He even waffled about leaving as the U.S. military’s departure grew imminent. In an interview with Arab News, Simentov had originally declared that he would leave after the High Holidays in September, but when the time came, he refused to board a plane arranged by Kahana and Rabbi Moshe Margaretten, a Satmar philanthropist. The plane was instead used to rescue the Afghan women’s soccer team.
Kahana has a history of rescuing Jews — and others — from danger, including bringing the last Jew of Aleppo out of war-torn Syria in 2015. He had tried — and failed — to get the Israeli-American journalist Steven Sotloff out of Syria before Sotloff was murdered in 2014, and worried the same fate might befall Simentov.
“I told him, either they will kidnap you to sell you to the Jews, or they will kidnap you to kill you to sell the media attention of killing the Jew,” Kahana said in an interview Sunday. “So my advice was to get out.”
Simentov relented — with one condition: rescue his neighbors as well.
And so Kahana arranged transport not just for Simentov, but also for 30 other Afghans, including many children.
Rabbi Chitrik had a condition of his own before agreeing to help bring him to Turkey: Simentov would have to grant his estranged wife the get, or Jewish divorce decree, she had long requested, to free her from the status of an agunah, or “chained woman,” which prevented her from remarrying under Jewish law.
Simentov agreed after more than 20 years of refusal, and the ceremony was performed over Zoom by the rabbinic court of Sydney, Australia.
The road to Istanbul
On his way to Turkey, Simentov was joined by Archbishop Robert Gosselin of the Continuing Evangelical Episcopal Communion Church.
Gosselin, a Florida native, is a longtime associate of Kahana’s and a former United States Marine who has worked on several evacuation operations in Afghanistan and elsewhere. Gosselin said it was clear Simentov was being hunted during his weeks in hiding.
“Where we were, there were groups of Muslim taxi drivers, who had Zebulon’s description and were searching for him,” Gosselin said. “We had him hidden, they did not know where he was, but when a Muslim got in the taxi they would ask if they knew where he was, to…”

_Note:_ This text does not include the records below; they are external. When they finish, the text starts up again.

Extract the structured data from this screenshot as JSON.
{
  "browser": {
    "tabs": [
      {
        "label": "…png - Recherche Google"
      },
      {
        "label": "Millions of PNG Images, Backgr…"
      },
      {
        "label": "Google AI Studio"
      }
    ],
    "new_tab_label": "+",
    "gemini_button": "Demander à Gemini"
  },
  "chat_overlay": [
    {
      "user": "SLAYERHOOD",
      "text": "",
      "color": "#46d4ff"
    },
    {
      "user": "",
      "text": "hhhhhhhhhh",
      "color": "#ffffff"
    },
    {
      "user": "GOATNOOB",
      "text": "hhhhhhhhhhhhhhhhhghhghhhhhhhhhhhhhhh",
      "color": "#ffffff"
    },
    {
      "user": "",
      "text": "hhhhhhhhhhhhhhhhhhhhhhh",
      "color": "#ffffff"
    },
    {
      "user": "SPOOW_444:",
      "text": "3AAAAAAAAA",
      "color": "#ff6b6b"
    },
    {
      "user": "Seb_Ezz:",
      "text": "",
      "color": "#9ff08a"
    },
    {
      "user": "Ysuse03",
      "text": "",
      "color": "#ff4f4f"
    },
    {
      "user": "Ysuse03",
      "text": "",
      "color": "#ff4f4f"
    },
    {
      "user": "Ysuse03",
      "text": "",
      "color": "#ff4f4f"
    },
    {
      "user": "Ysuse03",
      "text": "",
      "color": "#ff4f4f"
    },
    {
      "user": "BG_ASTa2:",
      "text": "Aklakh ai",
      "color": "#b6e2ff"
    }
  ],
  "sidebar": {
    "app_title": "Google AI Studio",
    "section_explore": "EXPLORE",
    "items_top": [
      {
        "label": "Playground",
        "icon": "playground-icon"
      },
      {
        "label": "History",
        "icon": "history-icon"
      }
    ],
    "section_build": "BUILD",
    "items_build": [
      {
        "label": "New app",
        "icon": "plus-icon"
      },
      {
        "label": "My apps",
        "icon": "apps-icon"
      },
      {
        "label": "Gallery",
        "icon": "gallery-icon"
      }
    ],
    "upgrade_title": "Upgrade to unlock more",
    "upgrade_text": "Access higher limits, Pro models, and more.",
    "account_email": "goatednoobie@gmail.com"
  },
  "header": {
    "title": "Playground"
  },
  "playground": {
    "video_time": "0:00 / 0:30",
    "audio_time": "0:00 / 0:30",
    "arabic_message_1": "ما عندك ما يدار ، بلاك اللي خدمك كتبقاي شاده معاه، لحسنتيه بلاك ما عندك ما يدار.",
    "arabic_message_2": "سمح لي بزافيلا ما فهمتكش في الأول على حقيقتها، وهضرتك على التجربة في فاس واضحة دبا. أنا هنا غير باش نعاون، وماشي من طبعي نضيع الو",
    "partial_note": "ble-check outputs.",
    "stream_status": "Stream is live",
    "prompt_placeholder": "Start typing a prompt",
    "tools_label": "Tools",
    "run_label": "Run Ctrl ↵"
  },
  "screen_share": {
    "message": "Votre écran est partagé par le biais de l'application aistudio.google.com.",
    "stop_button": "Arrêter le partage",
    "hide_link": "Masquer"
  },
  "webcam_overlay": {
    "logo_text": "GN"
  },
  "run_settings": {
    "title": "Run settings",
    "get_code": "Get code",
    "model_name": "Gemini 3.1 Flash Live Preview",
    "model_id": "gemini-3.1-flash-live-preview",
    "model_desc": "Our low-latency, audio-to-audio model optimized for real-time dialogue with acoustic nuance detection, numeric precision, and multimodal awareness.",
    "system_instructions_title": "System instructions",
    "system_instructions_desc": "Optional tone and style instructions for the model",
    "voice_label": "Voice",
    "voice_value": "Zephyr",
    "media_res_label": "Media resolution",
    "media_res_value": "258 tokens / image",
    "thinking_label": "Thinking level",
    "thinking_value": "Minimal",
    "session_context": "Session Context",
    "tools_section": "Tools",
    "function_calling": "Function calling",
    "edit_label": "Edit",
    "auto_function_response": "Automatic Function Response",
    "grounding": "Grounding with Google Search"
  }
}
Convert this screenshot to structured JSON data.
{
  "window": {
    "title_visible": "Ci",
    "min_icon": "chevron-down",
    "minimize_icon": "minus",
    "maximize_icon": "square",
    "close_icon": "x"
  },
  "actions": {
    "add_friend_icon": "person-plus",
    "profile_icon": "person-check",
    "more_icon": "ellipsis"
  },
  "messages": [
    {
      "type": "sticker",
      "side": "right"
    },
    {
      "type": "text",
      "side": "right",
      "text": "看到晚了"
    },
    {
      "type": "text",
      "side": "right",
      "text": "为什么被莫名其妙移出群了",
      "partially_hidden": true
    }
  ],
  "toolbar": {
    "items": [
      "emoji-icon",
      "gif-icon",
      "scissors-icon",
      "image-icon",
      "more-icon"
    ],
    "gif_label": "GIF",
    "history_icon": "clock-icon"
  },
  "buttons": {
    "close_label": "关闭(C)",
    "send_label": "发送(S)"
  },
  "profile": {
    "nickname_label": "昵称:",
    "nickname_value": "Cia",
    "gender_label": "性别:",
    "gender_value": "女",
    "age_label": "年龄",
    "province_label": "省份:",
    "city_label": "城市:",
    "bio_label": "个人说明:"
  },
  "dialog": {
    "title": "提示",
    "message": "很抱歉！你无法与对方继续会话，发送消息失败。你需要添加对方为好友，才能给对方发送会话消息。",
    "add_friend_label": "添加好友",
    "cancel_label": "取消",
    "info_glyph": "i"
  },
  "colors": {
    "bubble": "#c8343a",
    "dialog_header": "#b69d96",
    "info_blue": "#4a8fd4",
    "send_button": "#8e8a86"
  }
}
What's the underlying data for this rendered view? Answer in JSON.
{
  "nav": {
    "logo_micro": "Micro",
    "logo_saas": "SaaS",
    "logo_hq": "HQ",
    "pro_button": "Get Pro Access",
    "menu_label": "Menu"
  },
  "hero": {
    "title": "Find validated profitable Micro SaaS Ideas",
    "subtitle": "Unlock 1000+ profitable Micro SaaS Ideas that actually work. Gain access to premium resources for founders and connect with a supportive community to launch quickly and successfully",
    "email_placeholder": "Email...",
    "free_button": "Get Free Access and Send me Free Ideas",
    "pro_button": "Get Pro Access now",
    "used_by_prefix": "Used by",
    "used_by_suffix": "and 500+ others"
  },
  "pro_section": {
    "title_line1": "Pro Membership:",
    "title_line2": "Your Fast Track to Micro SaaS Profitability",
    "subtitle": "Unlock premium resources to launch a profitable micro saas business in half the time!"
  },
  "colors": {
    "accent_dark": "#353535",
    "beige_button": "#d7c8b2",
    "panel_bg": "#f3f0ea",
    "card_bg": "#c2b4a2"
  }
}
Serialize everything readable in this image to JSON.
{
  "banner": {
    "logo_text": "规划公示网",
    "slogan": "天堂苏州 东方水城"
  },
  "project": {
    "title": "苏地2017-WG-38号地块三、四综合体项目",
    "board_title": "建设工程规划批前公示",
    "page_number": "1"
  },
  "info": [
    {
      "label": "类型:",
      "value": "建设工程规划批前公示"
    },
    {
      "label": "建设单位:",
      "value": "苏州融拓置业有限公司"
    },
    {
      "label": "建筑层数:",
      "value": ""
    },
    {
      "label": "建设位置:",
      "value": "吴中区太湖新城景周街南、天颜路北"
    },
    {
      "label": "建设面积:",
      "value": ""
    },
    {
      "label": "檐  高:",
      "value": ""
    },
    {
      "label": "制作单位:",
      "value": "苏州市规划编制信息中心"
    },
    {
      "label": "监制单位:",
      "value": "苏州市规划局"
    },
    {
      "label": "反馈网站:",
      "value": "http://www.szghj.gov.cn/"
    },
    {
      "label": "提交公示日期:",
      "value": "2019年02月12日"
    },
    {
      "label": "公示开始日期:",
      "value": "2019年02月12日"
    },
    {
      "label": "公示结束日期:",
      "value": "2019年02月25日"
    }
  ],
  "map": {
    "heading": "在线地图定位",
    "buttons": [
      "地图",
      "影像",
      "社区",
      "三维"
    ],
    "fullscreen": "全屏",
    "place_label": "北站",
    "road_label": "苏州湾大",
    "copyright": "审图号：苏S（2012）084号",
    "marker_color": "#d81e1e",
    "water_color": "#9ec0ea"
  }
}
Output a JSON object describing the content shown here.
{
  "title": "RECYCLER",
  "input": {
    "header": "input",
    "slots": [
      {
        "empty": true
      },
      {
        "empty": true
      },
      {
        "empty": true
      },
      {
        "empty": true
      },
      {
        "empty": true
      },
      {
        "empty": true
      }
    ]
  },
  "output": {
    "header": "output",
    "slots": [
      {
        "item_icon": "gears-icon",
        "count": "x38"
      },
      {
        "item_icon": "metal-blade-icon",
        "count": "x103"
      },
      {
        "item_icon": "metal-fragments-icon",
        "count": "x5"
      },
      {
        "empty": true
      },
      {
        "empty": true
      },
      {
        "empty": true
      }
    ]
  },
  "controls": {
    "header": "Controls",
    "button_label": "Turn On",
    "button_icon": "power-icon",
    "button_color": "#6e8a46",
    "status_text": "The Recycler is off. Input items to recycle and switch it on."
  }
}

Gosselin finished the sentence by sliding his finger across his neck in a throat-slitting motion.
“You’ve got the Taliban operating all over, you’ve got ISIS doing the same thing — I don’t know which group it was,” Gosselin continued. “They were very clear about their intentions.”Simentov remained rather blasé about the danger he had faced, and appeared to be having a good day in Istanbul.
From the airport, he was brought to Rabbi Chitrik’s home, where he enjoyed a plate of kosher cheeses, after weeks of eating mostly vegetables while in the safehouse.
Simentov was excited when Rabbi Chitrik offered him the chance to wrap tefillin and recite the daily prayers. He commented that the leather straps of the tefillin were a little stiff, and suggested they could be softened with chicken fat, and was even more excited to hear that there were several kosher butchers in town where they might get some.
No longer is he the only Jew in the land.
After a month in hiding, Afghanistan’s last Jew arrives in Turkey